I had long wanted to visit the Holywell church and well in North Wales but for some reason had never got round to it. So a few weeks ago I went with a Hasselblad 503, tripod and 80mm Planar lens and Ilford HP5 film.

I love the qualities of light that come through large but thick-glassed windows and into spaces with a little air dust so typical of small churches. I had the church to myself. It was locked but I had found the warden who let me have the key.

Below is the ‘straight’ print. I quite liked the windows but the middle window panel was too dark compared to the others and the image was weak in the margins. I had envisioned a darker and more sombre mood.

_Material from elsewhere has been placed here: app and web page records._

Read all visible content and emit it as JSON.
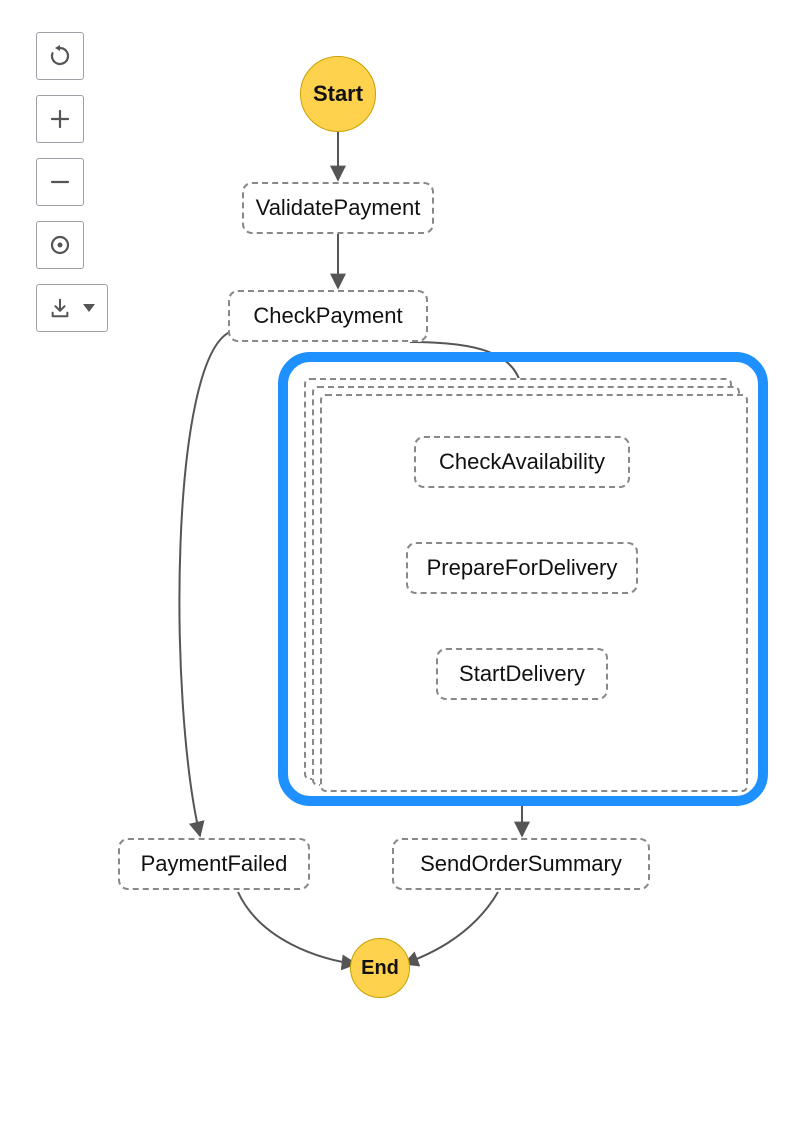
{
  "toolbar": {
    "reset_icon": "reset",
    "zoom_in_icon": "zoom-in",
    "zoom_out_icon": "zoom-out",
    "center_icon": "center",
    "download_icon": "download"
  },
  "colors": {
    "start_end_fill": "#ffd24d",
    "start_end_border": "#c7a100",
    "highlight": "#1e90ff",
    "node_border": "#888888",
    "edge": "#555555"
  },
  "diagram": {
    "start_label": "Start",
    "end_label": "End",
    "nodes": {
      "validate_payment": "ValidatePayment",
      "check_payment": "CheckPayment",
      "payment_failed": "PaymentFailed",
      "send_order_summary": "SendOrderSummary",
      "map": {
        "check_availability": "CheckAvailability",
        "prepare_for_delivery": "PrepareForDelivery",
        "start_delivery": "StartDelivery"
      }
    }
  }
}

Altar, Holywell, North Wales; scan from a straight print. (Only digital alteration was a colour shift away from green)

The difficulty of photographing into windows, of course, is taming the contrast. So I had already processed the negative in Pyrocat HD for 17 minutes with a single agitation at 4, 10 and 14 minutes after the initial 1 minute gentle agitation. The compensation helped control the highlights and the pyro did a good job pulling out the sharp detail in the windows.

I was using new paper (for me), the new Ilford Portfolio RC, which I have to say is very good. Just 1 minute in developer, 10 second stop, 30 second fix and 2 minute wash. That takes a lot of time out of a printing session!

I decided to split-grade print this picture to try to preserve the luminosity in the windows whilst toning down the base of the picture – a picture of 2 halves. I didn’t want the altar to dominate the picture.

The result:

Scan from Print (adjusted for green hue) – Ilford HP5 120; Pyrocat HD semi stand; Split grade printed on Ilford New Portfolio RC, no toning.

Here is the print map:

Print map